*** Begin section ***
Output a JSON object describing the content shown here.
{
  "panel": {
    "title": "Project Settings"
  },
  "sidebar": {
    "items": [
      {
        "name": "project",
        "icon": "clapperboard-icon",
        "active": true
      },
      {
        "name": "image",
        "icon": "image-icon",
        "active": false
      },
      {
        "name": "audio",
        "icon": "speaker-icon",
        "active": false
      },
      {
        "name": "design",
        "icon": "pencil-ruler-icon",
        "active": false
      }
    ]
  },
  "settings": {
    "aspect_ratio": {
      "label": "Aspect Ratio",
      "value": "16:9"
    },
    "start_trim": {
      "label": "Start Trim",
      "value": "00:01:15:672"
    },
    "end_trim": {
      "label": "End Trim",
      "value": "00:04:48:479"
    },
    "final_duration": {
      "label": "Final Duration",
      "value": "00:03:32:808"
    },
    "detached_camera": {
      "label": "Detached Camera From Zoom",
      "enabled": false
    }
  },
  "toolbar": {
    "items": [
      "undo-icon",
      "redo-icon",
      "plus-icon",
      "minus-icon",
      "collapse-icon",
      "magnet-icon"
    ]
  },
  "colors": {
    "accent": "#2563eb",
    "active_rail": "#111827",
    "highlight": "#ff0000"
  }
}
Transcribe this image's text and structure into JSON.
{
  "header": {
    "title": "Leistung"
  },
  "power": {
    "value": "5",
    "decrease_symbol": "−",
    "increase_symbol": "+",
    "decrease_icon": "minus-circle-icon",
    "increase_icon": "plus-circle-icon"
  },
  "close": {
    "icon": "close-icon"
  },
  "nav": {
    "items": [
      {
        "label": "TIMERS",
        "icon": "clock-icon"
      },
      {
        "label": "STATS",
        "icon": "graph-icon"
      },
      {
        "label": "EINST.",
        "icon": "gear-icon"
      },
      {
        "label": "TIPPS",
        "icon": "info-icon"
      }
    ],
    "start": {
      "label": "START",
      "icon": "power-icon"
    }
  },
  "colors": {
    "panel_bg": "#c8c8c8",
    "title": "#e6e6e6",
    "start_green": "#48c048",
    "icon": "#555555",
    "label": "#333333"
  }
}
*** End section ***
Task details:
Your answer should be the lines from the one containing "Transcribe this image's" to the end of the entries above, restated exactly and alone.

Exercise solution:
Transcribe this image's text and structure into JSON.
{
  "header": {
    "title": "Leistung"
  },
  "power": {
    "value": "5",
    "decrease_symbol": "−",
    "increase_symbol": "+",
    "decrease_icon": "minus-circle-icon",
    "increase_icon": "plus-circle-icon"
  },
  "close": {
    "icon": "close-icon"
  },
  "nav": {
    "items": [
      {
        "label": "TIMERS",
        "icon": "clock-icon"
      },
      {
        "label": "STATS",
        "icon": "graph-icon"
      },
      {
        "label": "EINST.",
        "icon": "gear-icon"
      },
      {
        "label": "TIPPS",
        "icon": "info-icon"
      }
    ],
    "start": {
      "label": "START",
      "icon": "power-icon"
    }
  },
  "colors": {
    "panel_bg": "#c8c8c8",
    "title": "#e6e6e6",
    "start_green": "#48c048",
    "icon": "#555555",
    "label": "#333333"
  }
}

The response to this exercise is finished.